-- Input records --

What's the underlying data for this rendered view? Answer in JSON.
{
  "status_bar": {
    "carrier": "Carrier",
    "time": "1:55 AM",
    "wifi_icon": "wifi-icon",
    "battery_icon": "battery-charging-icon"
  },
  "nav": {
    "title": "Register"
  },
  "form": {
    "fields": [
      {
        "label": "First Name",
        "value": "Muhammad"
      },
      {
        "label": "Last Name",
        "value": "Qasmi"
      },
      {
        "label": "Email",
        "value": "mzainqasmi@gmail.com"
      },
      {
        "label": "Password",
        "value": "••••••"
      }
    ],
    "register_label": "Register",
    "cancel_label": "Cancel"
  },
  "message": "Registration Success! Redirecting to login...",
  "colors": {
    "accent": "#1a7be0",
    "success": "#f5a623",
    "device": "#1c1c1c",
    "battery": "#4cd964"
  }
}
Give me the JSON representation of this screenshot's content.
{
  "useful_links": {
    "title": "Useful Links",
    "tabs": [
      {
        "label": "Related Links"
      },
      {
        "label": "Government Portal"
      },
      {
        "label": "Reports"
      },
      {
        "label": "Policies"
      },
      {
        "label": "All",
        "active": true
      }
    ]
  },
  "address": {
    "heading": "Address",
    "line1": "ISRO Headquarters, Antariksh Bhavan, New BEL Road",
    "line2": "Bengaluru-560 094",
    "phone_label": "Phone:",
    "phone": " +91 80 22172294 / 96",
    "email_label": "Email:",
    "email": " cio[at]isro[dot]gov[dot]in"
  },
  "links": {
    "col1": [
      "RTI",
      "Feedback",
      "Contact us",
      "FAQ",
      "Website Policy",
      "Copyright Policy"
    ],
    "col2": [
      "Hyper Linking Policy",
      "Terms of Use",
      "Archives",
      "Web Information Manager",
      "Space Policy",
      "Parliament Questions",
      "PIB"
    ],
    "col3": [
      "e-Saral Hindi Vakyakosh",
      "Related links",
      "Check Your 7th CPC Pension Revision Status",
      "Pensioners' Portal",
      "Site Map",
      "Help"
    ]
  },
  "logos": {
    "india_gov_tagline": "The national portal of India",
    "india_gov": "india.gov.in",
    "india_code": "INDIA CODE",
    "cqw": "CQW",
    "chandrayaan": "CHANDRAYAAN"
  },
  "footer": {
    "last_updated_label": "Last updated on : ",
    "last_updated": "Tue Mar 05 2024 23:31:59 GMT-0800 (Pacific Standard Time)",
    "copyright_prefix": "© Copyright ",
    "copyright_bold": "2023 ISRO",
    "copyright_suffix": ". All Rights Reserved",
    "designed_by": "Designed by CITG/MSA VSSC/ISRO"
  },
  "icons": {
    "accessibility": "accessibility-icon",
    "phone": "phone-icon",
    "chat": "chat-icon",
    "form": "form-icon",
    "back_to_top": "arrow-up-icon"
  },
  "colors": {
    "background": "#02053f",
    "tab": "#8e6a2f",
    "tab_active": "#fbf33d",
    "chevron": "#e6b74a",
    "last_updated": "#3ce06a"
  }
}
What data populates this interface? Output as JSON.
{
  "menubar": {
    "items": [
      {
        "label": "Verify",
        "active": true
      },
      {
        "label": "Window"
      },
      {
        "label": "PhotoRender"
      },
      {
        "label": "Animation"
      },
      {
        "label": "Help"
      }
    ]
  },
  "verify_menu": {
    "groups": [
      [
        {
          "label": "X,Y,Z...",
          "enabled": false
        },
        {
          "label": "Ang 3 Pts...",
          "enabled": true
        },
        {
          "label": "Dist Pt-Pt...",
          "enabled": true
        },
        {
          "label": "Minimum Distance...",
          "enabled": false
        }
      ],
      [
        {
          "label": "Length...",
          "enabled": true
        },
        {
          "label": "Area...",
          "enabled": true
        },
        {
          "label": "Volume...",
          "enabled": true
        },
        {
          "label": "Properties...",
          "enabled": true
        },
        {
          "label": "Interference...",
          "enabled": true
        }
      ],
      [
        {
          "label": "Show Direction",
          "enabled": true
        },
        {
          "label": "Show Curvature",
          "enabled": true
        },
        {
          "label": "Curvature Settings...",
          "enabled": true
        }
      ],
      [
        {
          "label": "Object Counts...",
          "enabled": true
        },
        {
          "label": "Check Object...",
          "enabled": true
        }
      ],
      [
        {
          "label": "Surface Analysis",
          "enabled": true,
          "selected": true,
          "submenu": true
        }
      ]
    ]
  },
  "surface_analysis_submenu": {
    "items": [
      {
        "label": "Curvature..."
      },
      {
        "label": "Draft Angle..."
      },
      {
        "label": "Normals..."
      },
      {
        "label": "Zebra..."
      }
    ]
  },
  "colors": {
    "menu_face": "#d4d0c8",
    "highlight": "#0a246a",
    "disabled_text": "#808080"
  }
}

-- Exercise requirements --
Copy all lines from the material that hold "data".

-- Answer box --
What's the underlying data for this rendered view? Answer in JSON.
What data populates this interface? Output as JSON.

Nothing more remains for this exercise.